by Roger Childs
Wasting money on recovering the remains
Last December the Recovery Agency CEO, Dave Gawn, indicated that there was likely to be a request in 2020 for more cash to try and get the bodies, or what remains, out of the mine. But some of the families are now questioning whether continuing with the project is worth the money.
It was estimated the second explosion in the Pike Rive mine disaster of November 2010 reached astonishing temperatures of 3000° C. The sad reality is that probably such extreme heat would have left nothing but ashes of the unfortunate 29 men caught in the blasts. Add to that the likelihood of there being massive rock falls in the shafts.
One can understand many families wanting “closure” by the retrieving what remains of the dead miners. It might be safe to continue with re-entering the mine, drilling through the rock and siphoning off the deadly methane, but the cost has been prohibitive and what are the odds of finding any human remains after 10 years?
An appropriate memorial to the brave men

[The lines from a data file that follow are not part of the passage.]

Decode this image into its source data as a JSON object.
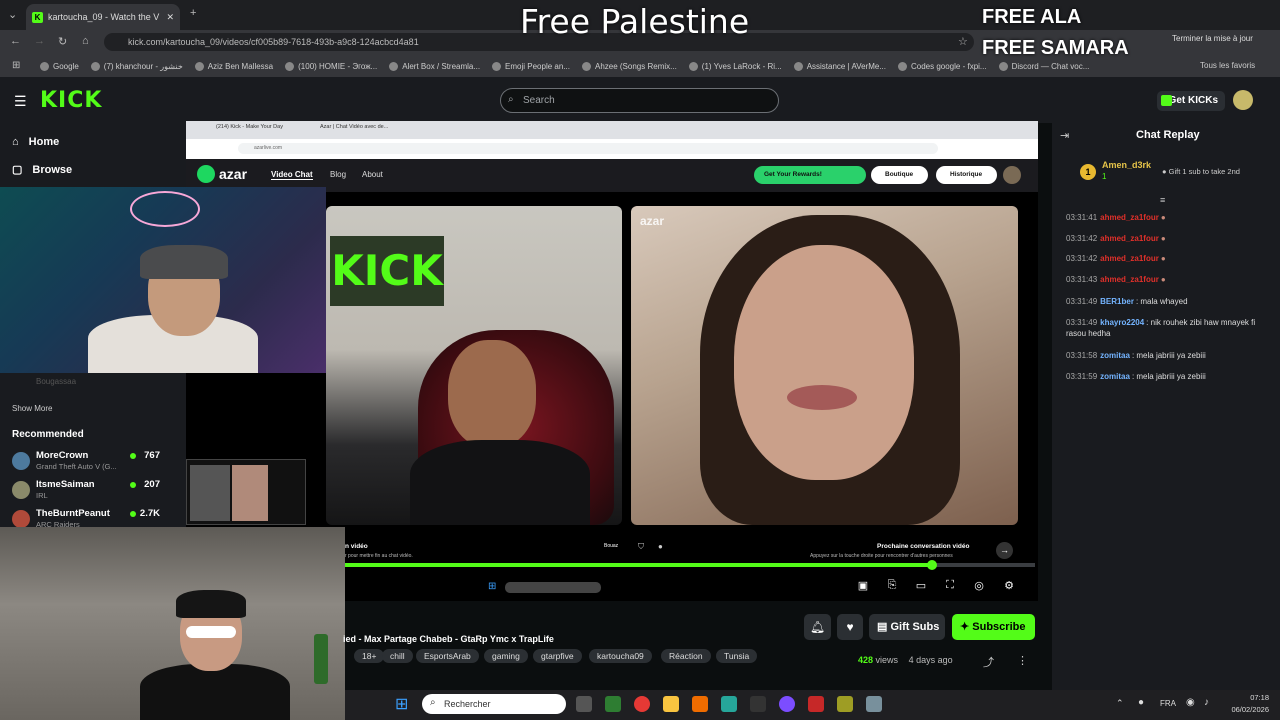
{
  "browser": {
    "tab_title": "kartoucha_09 - Watch the V",
    "url": "kick.com/kartoucha_09/videos/cf005b89-7618-493b-a9c8-124acbcd4a81",
    "finish_update": "Terminer la mise à jour",
    "bookmarks": [
      "Google",
      "(7) khanchour - خنشور",
      "Aziz Ben Mallessa",
      "(100) HOMIE - Эгож...",
      "Alert Box / Streamla...",
      "Emoji People an...",
      "Ahzee (Songs Remix...",
      "(1) Yves LaRock - Ri...",
      "Assistance | AVerMe...",
      "Codes google - fxpi...",
      "Discord — Chat voc..."
    ],
    "all_bookmarks": "Tous les favoris"
  },
  "overlays": {
    "palestine": "Free Palestine",
    "ala": "FREE ALA",
    "samara": "FREE SAMARA"
  },
  "kick": {
    "logo": "KICK",
    "search_placeholder": "Search",
    "get_kicks": "Get KICKs",
    "nav_home": "Home",
    "nav_browse": "Browse",
    "followed_dim": "Bougassaa",
    "show_more": "Show More",
    "recommended_title": "Recommended",
    "recommended": [
      {
        "name": "MoreCrown",
        "game": "Grand Theft Auto V (G...",
        "viewers": "767"
      },
      {
        "name": "ItsmeSaiman",
        "game": "IRL",
        "viewers": "207"
      },
      {
        "name": "TheBurntPeanut",
        "game": "ARC Raiders",
        "viewers": "2.7K"
      }
    ]
  },
  "azar": {
    "tab1": "(214) Kick - Make Your Day",
    "tab2": "Azar | Chat Vidéo avec de...",
    "url": "azarlive.com",
    "logo": "azar",
    "nav": [
      "Video Chat",
      "Blog",
      "About"
    ],
    "rewards": "Get Your Rewards!",
    "boutique": "Boutique",
    "historique": "Historique",
    "watermark": "azar",
    "wall_sign": "KICK",
    "left_caption": "n vidéo",
    "left_sub": "r pour mettre fin au chat vidéo.",
    "center_label": "Bouaz",
    "next_title": "Prochaine conversation vidéo",
    "next_sub": "Appuyez sur la touche droite pour rencontrer d'autres personnes"
  },
  "video": {
    "progress": 0.85,
    "title": "ied - Max Partage Chabeb - GtaRp Ymc x TrapLife",
    "tags": [
      "18+",
      "chill",
      "EsportsArab",
      "gaming",
      "gtarpfive",
      "kartoucha09",
      "Réaction",
      "Tunsia"
    ],
    "views": "428",
    "views_label": "views",
    "age": "4 days ago",
    "gift_subs": "Gift Subs",
    "subscribe": "Subscribe"
  },
  "chat": {
    "title": "Chat Replay",
    "pinned_user": "Amen_d3rk",
    "pinned_rank": "1",
    "pinned_count": "1",
    "pinned_gift": "Gift 1 sub to take 2nd",
    "messages": [
      {
        "time": "03:31:41",
        "user": "ahmed_za1four",
        "text": "",
        "color": "#e0302a"
      },
      {
        "time": "03:31:42",
        "user": "ahmed_za1four",
        "text": "",
        "color": "#e0302a"
      },
      {
        "time": "03:31:42",
        "user": "ahmed_za1four",
        "text": "",
        "color": "#e0302a"
      },
      {
        "time": "03:31:43",
        "user": "ahmed_za1four",
        "text": "",
        "color": "#e0302a"
      },
      {
        "time": "03:31:49",
        "user": "BER1ber",
        "text": "mala whayed",
        "color": "#74b4ff"
      },
      {
        "time": "03:31:49",
        "user": "khayro2204",
        "text": "nik rouhek zibi haw mnayek fi rasou hedha",
        "color": "#74b4ff"
      },
      {
        "time": "03:31:58",
        "user": "zomitaa",
        "text": "mela jabriii ya zebiii",
        "color": "#74b4ff"
      },
      {
        "time": "03:31:59",
        "user": "zomitaa",
        "text": "mela jabriii ya zebiii",
        "color": "#74b4ff"
      }
    ]
  },
  "taskbar": {
    "search": "Rechercher",
    "lang": "FRA",
    "time": "07:18",
    "date": "06/02/2026"
  }
}
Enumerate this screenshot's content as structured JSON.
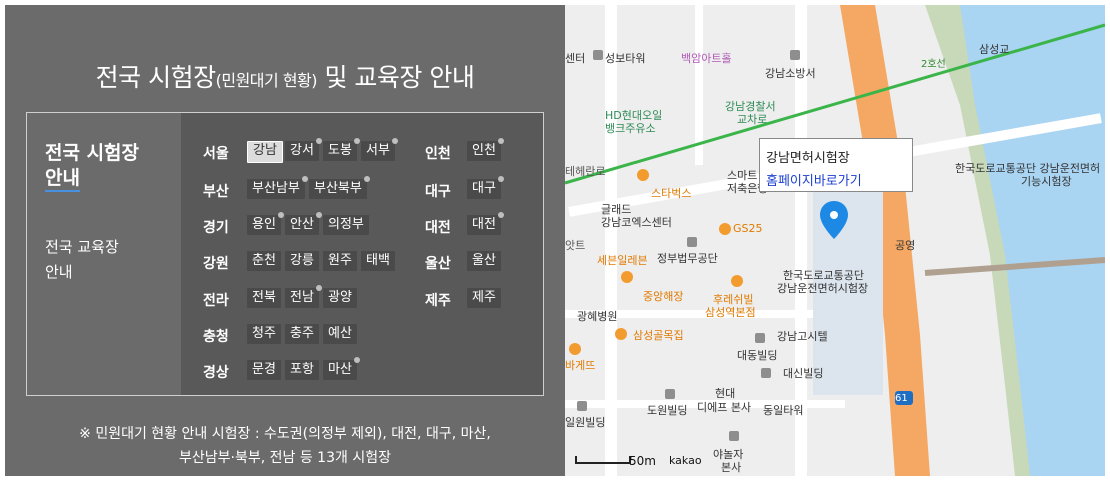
{
  "panel": {
    "title_main": "전국 시험장",
    "title_small": "(민원대기 현황)",
    "title_rest": " 및 교육장 안내",
    "side_active_line1": "전국 시험장",
    "side_active_line2": "안내",
    "side_other_line1": "전국 교육장",
    "side_other_line2": "안내",
    "note_line1": "※ 민원대기 현황 안내 시험장 : 수도권(의정부 제외), 대전, 대구, 마산,",
    "note_line2": "부산남부·북부, 전남 등 13개 시험장"
  },
  "regions": {
    "seoul": {
      "name": "서울",
      "centers": [
        "강남",
        "강서",
        "도봉",
        "서부"
      ]
    },
    "busan": {
      "name": "부산",
      "centers": [
        "부산남부",
        "부산북부"
      ]
    },
    "gyeonggi": {
      "name": "경기",
      "centers": [
        "용인",
        "안산",
        "의정부"
      ]
    },
    "gangwon": {
      "name": "강원",
      "centers": [
        "춘천",
        "강릉",
        "원주",
        "태백"
      ]
    },
    "jeolla": {
      "name": "전라",
      "centers": [
        "전북",
        "전남",
        "광양"
      ]
    },
    "chungcheong": {
      "name": "충청",
      "centers": [
        "청주",
        "충주",
        "예산"
      ]
    },
    "gyeongsang": {
      "name": "경상",
      "centers": [
        "문경",
        "포항",
        "마산"
      ]
    },
    "incheon": {
      "name": "인천",
      "centers": [
        "인천"
      ]
    },
    "daegu": {
      "name": "대구",
      "centers": [
        "대구"
      ]
    },
    "daejeon": {
      "name": "대전",
      "centers": [
        "대전"
      ]
    },
    "ulsan": {
      "name": "울산",
      "centers": [
        "울산"
      ]
    },
    "jeju": {
      "name": "제주",
      "centers": [
        "제주"
      ]
    }
  },
  "map": {
    "info_title": "강남면허시험장",
    "info_link": "홈페이지바로가기",
    "scale": "50m",
    "brand": "kakao",
    "labels": {
      "l1": "센터",
      "l2": "성보타워",
      "l3": "백암아트홀",
      "l4": "강남소방서",
      "l5": "HD현대오일",
      "l6": "뱅크주유소",
      "l7": "강남경찰서",
      "l8": "교차로",
      "l9": "스마트",
      "l10": "저축은행",
      "l11": "스타벅스",
      "l12": "글래드",
      "l13": "강남코엑스센터",
      "l14": "GS25",
      "l15": "세븐일레븐",
      "l16": "정부법무공단",
      "l17": "중앙해장",
      "l18": "후레쉬빌",
      "l19": "삼성역본점",
      "l20": "광혜병원",
      "l21": "삼성골목집",
      "l22": "한국도로교통공단",
      "l23": "강남운전면허시험장",
      "l24": "강남고시텔",
      "l25": "대동빌딩",
      "l26": "대신빌딩",
      "l27": "현대",
      "l28": "디에프 본사",
      "l29": "도원빌딩",
      "l30": "동일타워",
      "l31": "일원빌딩",
      "l32": "야놀자",
      "l33": "본사",
      "l34": "바게뜨",
      "l35": "한국도로교통공단 강남운전면허",
      "l36": "기능시험장",
      "l37": "공영",
      "l38": "삼성교",
      "l39": "2호선",
      "l40": "테헤란로",
      "l41": "61",
      "l42": "앗트"
    }
  },
  "colors": {
    "panel_bg": "#6b6b6b",
    "chip_bg": "#4a4a4a",
    "active_underline": "#4a90e2",
    "river": "#a9d4f2",
    "road_orange": "#f5a863",
    "subway_line": "#3bb54a",
    "marker": "#1e88e5"
  }
}
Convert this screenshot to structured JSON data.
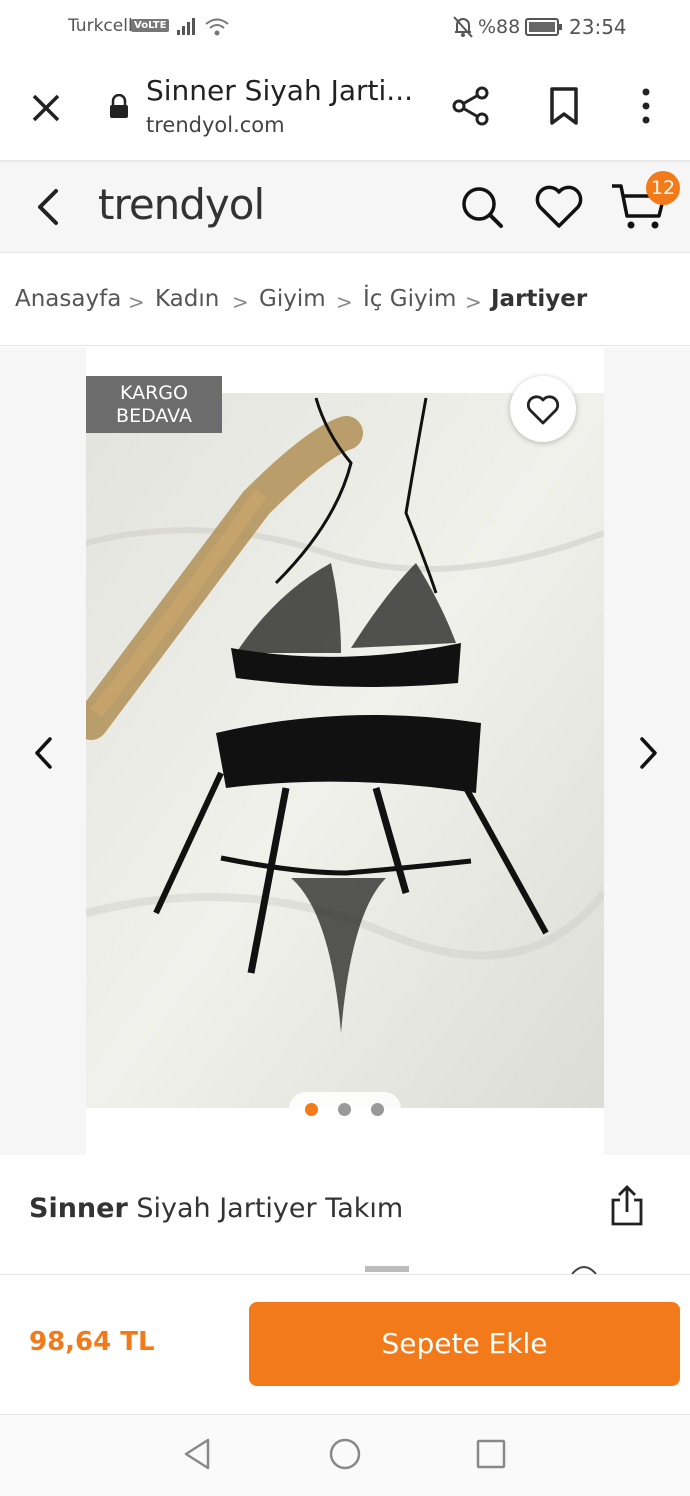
{
  "status_bar": {
    "carrier": "Turkcell",
    "volte": "VoLTE",
    "battery": "%88",
    "time": "23:54"
  },
  "browser": {
    "title": "Sinner Siyah Jarti...",
    "url": "trendyol.com",
    "icons": [
      "close-icon",
      "lock-icon",
      "share-icon",
      "bookmark-icon",
      "more-vertical-icon"
    ]
  },
  "header": {
    "logo": "trendyol",
    "cart_count": "12",
    "icons": [
      "back-arrow-icon",
      "search-icon",
      "heart-icon",
      "cart-icon"
    ]
  },
  "breadcrumb": {
    "items": [
      "Anasayfa",
      "Kadın",
      "Giyim",
      "İç Giyim",
      "Jartiyer"
    ],
    "separator": ">"
  },
  "gallery": {
    "badge_line1": "KARGO",
    "badge_line2": "BEDAVA",
    "image_count": 3,
    "active_index": 0
  },
  "product": {
    "brand": "Sinner",
    "name": " Siyah Jartiyer Takım"
  },
  "action_bar": {
    "price": "98,64 TL",
    "add_to_cart": "Sepete Ekle"
  },
  "colors": {
    "accent": "#f27a1a",
    "badge_bg": "#6c6c6c"
  }
}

About 50 km south of Pike River, 65 men and boys were killed in the Brunner Mine disaster of March 1896. That mine was subsequently closed and in 1996 an impressive memorial was erected to the dead miners near the site.
It is probably time to accept that the Pike River Mine should also be sealed and erect a suitable memorial to the 29 men who were needlessly killed.
The least the government can do is to pay for this, and look at reopening the case against the perpetrators of the second biggest crime in recent New Zealand history, exceeded only by the Christchurch mosque attacks of March 2019. The Health and Safety Laws have been changed but that is cold comfort for the relatives of the 29.
No justice for the miners and their families
They would be still alive today if the Pike River Coal Company, led by Peter Whitall, had not been hell-bent on taking short cuts, ignoring warning signs and failing to provide worker health and safety, in trying to extract black coal from the Paparoa Range to keep their shareholders/investors happy.
Justice has not been served. The Pike River Mine disaster was corporate manslaughter and the perpetrators should have been punished long ago.